Instructions to follow. Among the entries below, please show each line that carries the word "wheels".

Material provided.

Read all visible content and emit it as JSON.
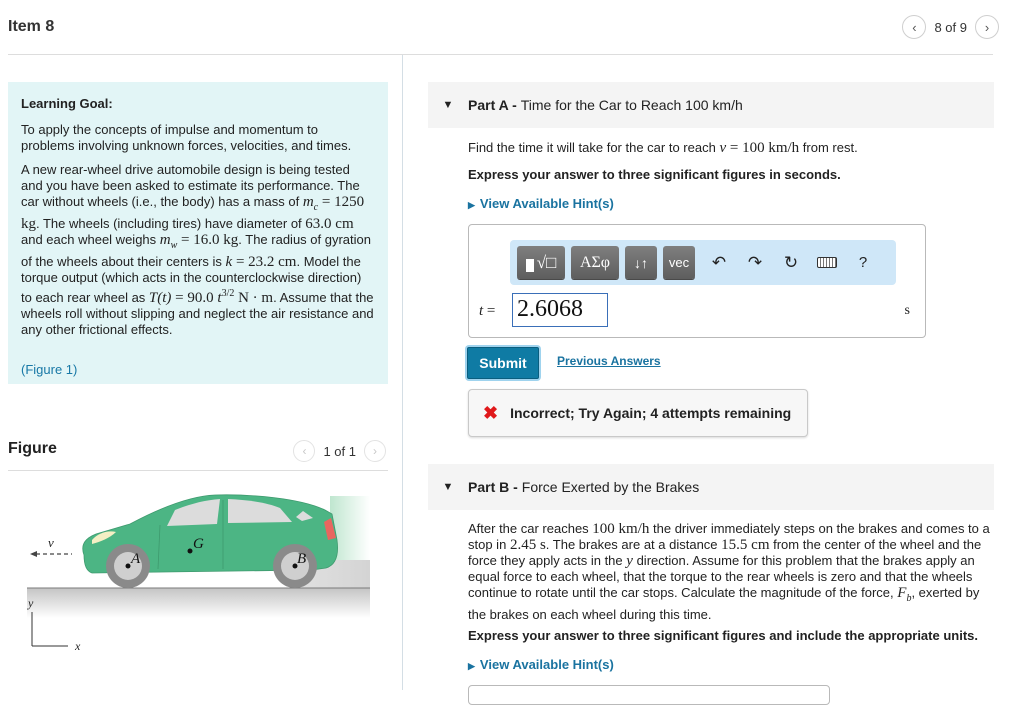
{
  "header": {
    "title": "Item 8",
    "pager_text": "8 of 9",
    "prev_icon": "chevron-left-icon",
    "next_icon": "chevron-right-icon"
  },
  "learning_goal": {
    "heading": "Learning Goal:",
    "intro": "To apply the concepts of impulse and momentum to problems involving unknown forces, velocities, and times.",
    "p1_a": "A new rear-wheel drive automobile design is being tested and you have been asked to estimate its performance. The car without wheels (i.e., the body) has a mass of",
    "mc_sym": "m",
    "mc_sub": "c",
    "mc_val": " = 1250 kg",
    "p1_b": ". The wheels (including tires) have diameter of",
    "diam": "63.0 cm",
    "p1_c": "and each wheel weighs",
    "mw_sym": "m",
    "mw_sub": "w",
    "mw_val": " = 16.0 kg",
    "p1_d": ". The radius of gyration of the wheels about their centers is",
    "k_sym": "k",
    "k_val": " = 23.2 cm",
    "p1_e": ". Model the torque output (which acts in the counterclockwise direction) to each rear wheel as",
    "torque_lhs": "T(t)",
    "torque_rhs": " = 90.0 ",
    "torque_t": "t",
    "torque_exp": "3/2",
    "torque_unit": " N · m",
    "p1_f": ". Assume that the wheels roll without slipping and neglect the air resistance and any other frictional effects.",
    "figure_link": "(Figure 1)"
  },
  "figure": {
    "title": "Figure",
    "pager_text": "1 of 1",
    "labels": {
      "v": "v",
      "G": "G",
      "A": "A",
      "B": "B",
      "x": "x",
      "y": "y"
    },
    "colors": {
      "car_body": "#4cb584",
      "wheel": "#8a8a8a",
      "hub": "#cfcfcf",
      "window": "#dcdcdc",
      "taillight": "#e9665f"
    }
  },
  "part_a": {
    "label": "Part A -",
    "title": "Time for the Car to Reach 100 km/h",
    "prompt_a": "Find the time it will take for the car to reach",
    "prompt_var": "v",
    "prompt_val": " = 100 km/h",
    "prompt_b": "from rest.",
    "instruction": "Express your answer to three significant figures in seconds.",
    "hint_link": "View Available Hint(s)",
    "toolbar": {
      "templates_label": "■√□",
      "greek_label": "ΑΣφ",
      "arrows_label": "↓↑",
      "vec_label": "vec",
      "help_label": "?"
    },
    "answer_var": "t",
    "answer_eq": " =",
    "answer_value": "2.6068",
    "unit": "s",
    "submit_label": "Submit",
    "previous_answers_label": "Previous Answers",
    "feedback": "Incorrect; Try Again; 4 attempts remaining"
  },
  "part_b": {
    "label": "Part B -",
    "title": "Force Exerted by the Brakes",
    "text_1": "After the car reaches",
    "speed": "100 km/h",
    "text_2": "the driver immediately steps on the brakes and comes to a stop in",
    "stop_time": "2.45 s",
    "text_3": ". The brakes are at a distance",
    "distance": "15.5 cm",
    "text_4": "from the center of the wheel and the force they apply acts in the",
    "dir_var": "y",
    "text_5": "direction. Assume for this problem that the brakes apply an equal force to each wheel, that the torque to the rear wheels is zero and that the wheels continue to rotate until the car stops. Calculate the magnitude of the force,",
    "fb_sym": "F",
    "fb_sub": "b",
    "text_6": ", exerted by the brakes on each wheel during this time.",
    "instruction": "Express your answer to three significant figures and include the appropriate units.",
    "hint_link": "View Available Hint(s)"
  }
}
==
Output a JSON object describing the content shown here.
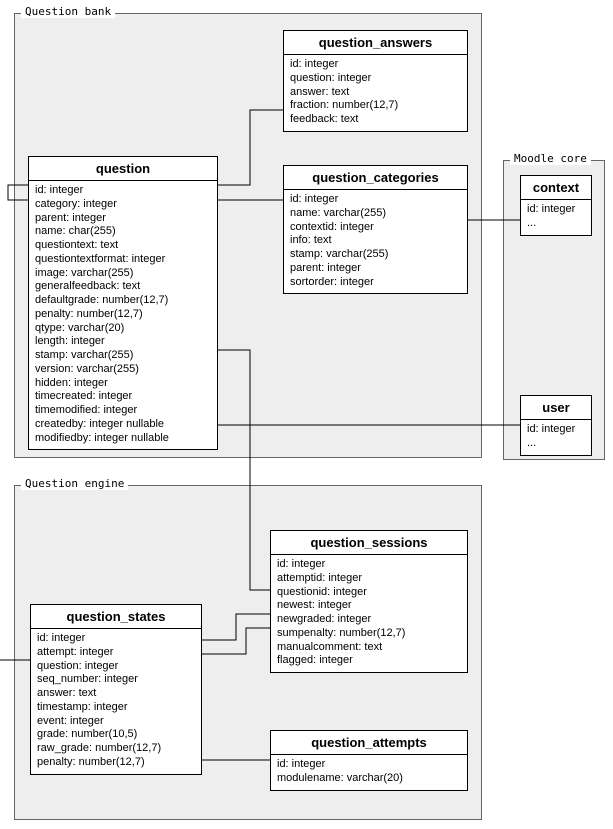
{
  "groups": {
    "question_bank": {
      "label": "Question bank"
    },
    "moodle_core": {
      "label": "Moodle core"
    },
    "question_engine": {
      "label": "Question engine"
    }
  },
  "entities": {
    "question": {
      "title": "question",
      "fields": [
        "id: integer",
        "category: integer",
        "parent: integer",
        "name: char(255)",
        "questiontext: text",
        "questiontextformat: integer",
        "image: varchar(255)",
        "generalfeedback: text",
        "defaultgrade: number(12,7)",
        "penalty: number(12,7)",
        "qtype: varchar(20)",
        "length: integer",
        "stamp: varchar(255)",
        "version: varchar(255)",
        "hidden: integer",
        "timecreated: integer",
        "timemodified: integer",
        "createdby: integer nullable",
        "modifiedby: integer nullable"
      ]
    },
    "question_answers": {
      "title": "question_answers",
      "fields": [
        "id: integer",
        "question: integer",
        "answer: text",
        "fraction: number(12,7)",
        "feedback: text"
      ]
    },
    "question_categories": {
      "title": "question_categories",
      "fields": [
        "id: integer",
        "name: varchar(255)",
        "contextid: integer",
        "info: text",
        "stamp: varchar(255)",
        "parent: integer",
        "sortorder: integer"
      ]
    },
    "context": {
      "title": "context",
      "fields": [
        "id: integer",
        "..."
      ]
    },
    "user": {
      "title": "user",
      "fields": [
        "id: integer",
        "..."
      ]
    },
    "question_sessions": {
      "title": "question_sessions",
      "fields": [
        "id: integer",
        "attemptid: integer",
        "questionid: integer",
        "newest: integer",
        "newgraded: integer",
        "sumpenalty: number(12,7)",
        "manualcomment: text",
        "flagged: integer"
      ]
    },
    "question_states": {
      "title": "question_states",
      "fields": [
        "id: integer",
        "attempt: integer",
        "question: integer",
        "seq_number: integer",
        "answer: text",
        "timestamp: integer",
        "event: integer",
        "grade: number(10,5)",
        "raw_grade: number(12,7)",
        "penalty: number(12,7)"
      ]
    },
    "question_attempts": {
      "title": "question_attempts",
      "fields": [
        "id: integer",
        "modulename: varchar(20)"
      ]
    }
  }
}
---
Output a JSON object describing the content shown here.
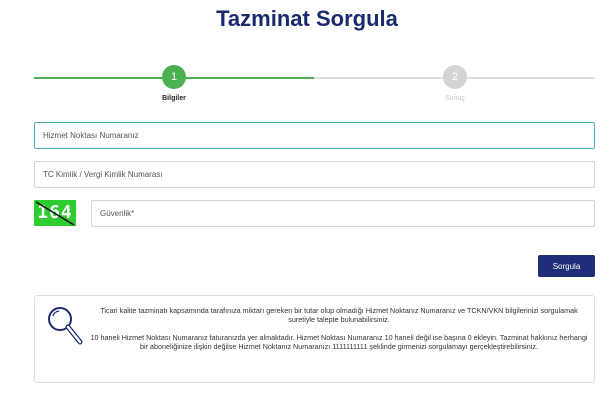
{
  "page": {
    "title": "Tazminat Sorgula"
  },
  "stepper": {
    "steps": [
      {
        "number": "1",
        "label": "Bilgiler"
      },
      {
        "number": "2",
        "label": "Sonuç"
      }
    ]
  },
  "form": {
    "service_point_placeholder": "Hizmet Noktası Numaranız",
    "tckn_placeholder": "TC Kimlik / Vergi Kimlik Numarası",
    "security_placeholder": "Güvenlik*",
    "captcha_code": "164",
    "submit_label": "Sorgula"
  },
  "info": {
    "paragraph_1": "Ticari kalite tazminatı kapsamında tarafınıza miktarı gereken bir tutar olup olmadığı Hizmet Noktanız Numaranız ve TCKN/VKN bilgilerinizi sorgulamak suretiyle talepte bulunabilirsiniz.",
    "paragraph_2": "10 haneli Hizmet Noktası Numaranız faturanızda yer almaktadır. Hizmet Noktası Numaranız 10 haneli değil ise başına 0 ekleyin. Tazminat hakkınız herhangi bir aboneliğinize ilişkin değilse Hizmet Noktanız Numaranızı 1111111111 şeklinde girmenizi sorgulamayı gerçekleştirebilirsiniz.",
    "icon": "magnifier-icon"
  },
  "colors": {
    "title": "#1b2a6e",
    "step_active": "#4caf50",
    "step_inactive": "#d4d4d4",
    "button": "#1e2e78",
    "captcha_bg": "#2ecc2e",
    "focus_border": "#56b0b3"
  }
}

Exercise result.
    "p1_a": "A new rear-wheel drive automobile design is being tested and you have been asked to estimate its performance. The car without wheels (i.e., the body) has a mass of",
    "p1_b": ". The wheels (including tires) have diameter of",
    "p1_d": ". The radius of gyration of the wheels about their centers is",
    "p1_f": ". Assume that the wheels roll without slipping and neglect the air resistance and any other frictional effects.",
    "text_5": "direction. Assume for this problem that the brakes apply an equal force to each wheel, that the torque to the rear wheels is zero and that the wheels continue to rotate until the car stops. Calculate the magnitude of the force,",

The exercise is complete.